Additionally, in wastewater treatment, magnetite is utilized in the removal of heavy metals and other harmful substances. By adding magnetite to wastewater, it can assist in the precipitation and separation of these pollutants, ensuring cleaner water before it is released back into the environment.

Moreover, the high surface area and reactivity of magnetite further enhance its effectiveness in environmental applications. This mineral acts as a catalyst for various chemical reactions that aid in breaking down pollutants, contributing to the overall purification process in remediation and treatment practices.

Overall, the versatile properties of magnetite make it a valuable asset in addressing environmental challenges by facilitating the remediation of contaminated sites and the treatment of wastewater, ultimately promoting environmental sustainability and protection.

In conclusion, magnetite stands as a remarkable mineral renowned for its magnetic properties and diverse industrial applications. Its presence in Earth’s geological features and role in environmental processes underscore its importance in both natural and human-influenced contexts. Understanding magnetite enriches our comprehension of minerals’ contributions to fields ranging from industry to environmental science.

Exploring magnetite’s crystal structure, physical attributes, and interactions with other minerals illuminates its significance in the realm of geology and mineralogy.
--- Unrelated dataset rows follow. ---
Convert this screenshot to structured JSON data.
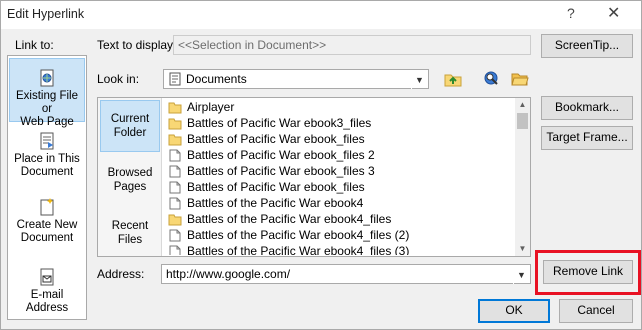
{
  "window": {
    "title": "Edit Hyperlink",
    "help_glyph": "?",
    "close_glyph": "✕"
  },
  "link_to": {
    "label": "Link to:",
    "items": [
      {
        "line1": "Existing File or",
        "line2": "Web Page",
        "icon": "web-page-icon",
        "selected": true
      },
      {
        "line1": "Place in This",
        "line2": "Document",
        "icon": "place-in-document-icon",
        "selected": false
      },
      {
        "line1": "Create New",
        "line2": "Document",
        "icon": "new-document-icon",
        "selected": false
      },
      {
        "line1": "E-mail Address",
        "line2": "",
        "icon": "email-icon",
        "selected": false
      }
    ]
  },
  "text_to_display": {
    "label": "Text to display:",
    "value": "<<Selection in Document>>"
  },
  "screentip_button": "ScreenTip...",
  "look_in": {
    "label": "Look in:",
    "value": "Documents"
  },
  "side_buttons": {
    "bookmark": "Bookmark...",
    "target_frame": "Target Frame..."
  },
  "nav": {
    "current_folder": {
      "line1": "Current",
      "line2": "Folder"
    },
    "browsed_pages": {
      "line1": "Browsed",
      "line2": "Pages"
    },
    "recent_files": {
      "line1": "Recent",
      "line2": "Files"
    }
  },
  "files": [
    {
      "name": "Airplayer",
      "type": "folder"
    },
    {
      "name": "Battles of Pacific War ebook3_files",
      "type": "folder"
    },
    {
      "name": "Battles of Pacific War ebook_files",
      "type": "folder"
    },
    {
      "name": "Battles of Pacific War ebook_files 2",
      "type": "file"
    },
    {
      "name": "Battles of Pacific War ebook_files 3",
      "type": "file"
    },
    {
      "name": "Battles of Pacific War ebook_files",
      "type": "file"
    },
    {
      "name": "Battles of the Pacific War ebook4",
      "type": "file"
    },
    {
      "name": "Battles of the Pacific War ebook4_files",
      "type": "folder"
    },
    {
      "name": "Battles of the Pacific War ebook4_files (2)",
      "type": "file"
    },
    {
      "name": "Battles of the Pacific War ebook4_files (3)",
      "type": "file"
    }
  ],
  "address": {
    "label": "Address:",
    "value": "http://www.google.com/"
  },
  "remove_link_button": "Remove Link",
  "ok_button": "OK",
  "cancel_button": "Cancel",
  "colors": {
    "highlight": "#e81123",
    "selection": "#cce4f7",
    "folder": "#f8d775"
  }
}
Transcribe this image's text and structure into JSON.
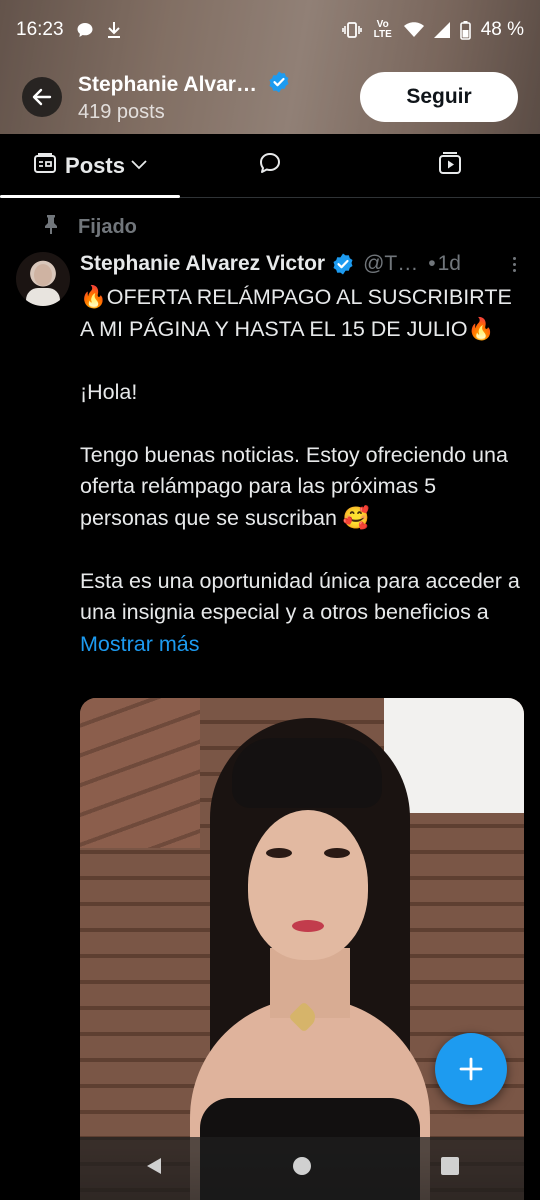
{
  "status_bar": {
    "time": "16:23",
    "battery": "48 %",
    "icons": [
      "chat-bubble-icon",
      "download-icon",
      "vibrate-icon",
      "volte-icon",
      "wifi-icon",
      "signal-icon",
      "battery-icon"
    ],
    "volte_text": "Vo LTE"
  },
  "profile": {
    "name": "Stephanie Alvar…",
    "posts_count": "419 posts",
    "follow_label": "Seguir"
  },
  "tabs": {
    "posts_label": "Posts",
    "items": [
      "posts",
      "replies-icon",
      "media-icon"
    ]
  },
  "pinned": {
    "label": "Fijado"
  },
  "post": {
    "author": "Stephanie Alvarez Victor",
    "handle": "@T…",
    "dot": "•",
    "time": "1d",
    "line1": "🔥OFERTA RELÁMPAGO AL SUSCRIBIRTE A MI PÁGINA Y HASTA EL 15 DE JULIO🔥",
    "line2": "¡Hola!",
    "line3": "Tengo buenas noticias. Estoy ofreciendo una oferta relámpago para las próximas 5 personas que se suscriban 🥰",
    "line4": "Esta es una oportunidad única para acceder a una insignia especial y a otros beneficios a ",
    "show_more": "Mostrar más"
  },
  "colors": {
    "accent": "#1d9bf0",
    "background": "#000000",
    "text": "#e7e9ea",
    "muted": "#71767b"
  }
}
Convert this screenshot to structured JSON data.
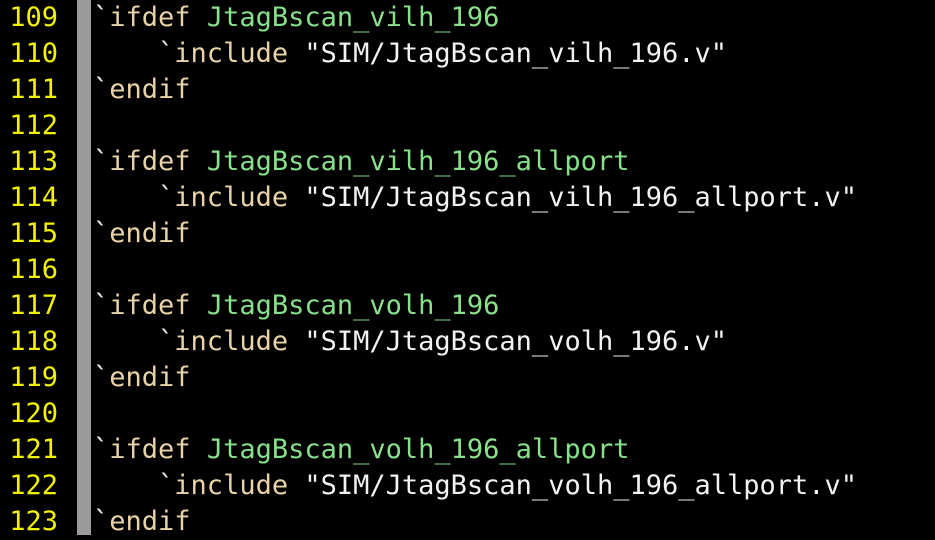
{
  "editor": {
    "lines": [
      {
        "num": "109",
        "indent": "",
        "tick": "`",
        "keyword": "ifdef",
        "space": " ",
        "arg": "JtagBscan_vilh_196",
        "type": "ifdef"
      },
      {
        "num": "110",
        "indent": "    ",
        "tick": "`",
        "keyword": "include",
        "space": " ",
        "arg": "\"SIM/JtagBscan_vilh_196.v\"",
        "type": "include"
      },
      {
        "num": "111",
        "indent": "",
        "tick": "`",
        "keyword": "endif",
        "space": "",
        "arg": "",
        "type": "endif"
      },
      {
        "num": "112",
        "indent": "",
        "tick": "",
        "keyword": "",
        "space": "",
        "arg": "",
        "type": "blank"
      },
      {
        "num": "113",
        "indent": "",
        "tick": "`",
        "keyword": "ifdef",
        "space": " ",
        "arg": "JtagBscan_vilh_196_allport",
        "type": "ifdef"
      },
      {
        "num": "114",
        "indent": "    ",
        "tick": "`",
        "keyword": "include",
        "space": " ",
        "arg": "\"SIM/JtagBscan_vilh_196_allport.v\"",
        "type": "include"
      },
      {
        "num": "115",
        "indent": "",
        "tick": "`",
        "keyword": "endif",
        "space": "",
        "arg": "",
        "type": "endif"
      },
      {
        "num": "116",
        "indent": "",
        "tick": "",
        "keyword": "",
        "space": "",
        "arg": "",
        "type": "blank"
      },
      {
        "num": "117",
        "indent": "",
        "tick": "`",
        "keyword": "ifdef",
        "space": " ",
        "arg": "JtagBscan_volh_196",
        "type": "ifdef"
      },
      {
        "num": "118",
        "indent": "    ",
        "tick": "`",
        "keyword": "include",
        "space": " ",
        "arg": "\"SIM/JtagBscan_volh_196.v\"",
        "type": "include"
      },
      {
        "num": "119",
        "indent": "",
        "tick": "`",
        "keyword": "endif",
        "space": "",
        "arg": "",
        "type": "endif"
      },
      {
        "num": "120",
        "indent": "",
        "tick": "",
        "keyword": "",
        "space": "",
        "arg": "",
        "type": "blank"
      },
      {
        "num": "121",
        "indent": "",
        "tick": "`",
        "keyword": "ifdef",
        "space": " ",
        "arg": "JtagBscan_volh_196_allport",
        "type": "ifdef"
      },
      {
        "num": "122",
        "indent": "    ",
        "tick": "`",
        "keyword": "include",
        "space": " ",
        "arg": "\"SIM/JtagBscan_volh_196_allport.v\"",
        "type": "include"
      },
      {
        "num": "123",
        "indent": "",
        "tick": "`",
        "keyword": "endif",
        "space": "",
        "arg": "",
        "type": "endif"
      }
    ]
  },
  "colors": {
    "background": "#000000",
    "line_number": "#f2f200",
    "fold_column": "#9a9a9a",
    "identifier": "#87e08a",
    "keyword": "#e8d3a8",
    "string": "#f2f2f2"
  }
}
From its formation in various geological settings to its crucial role in magnetic fields, magnetite continues to captivate scientists and industry experts alike, paving the way for continued research and applications in an array of disciplines.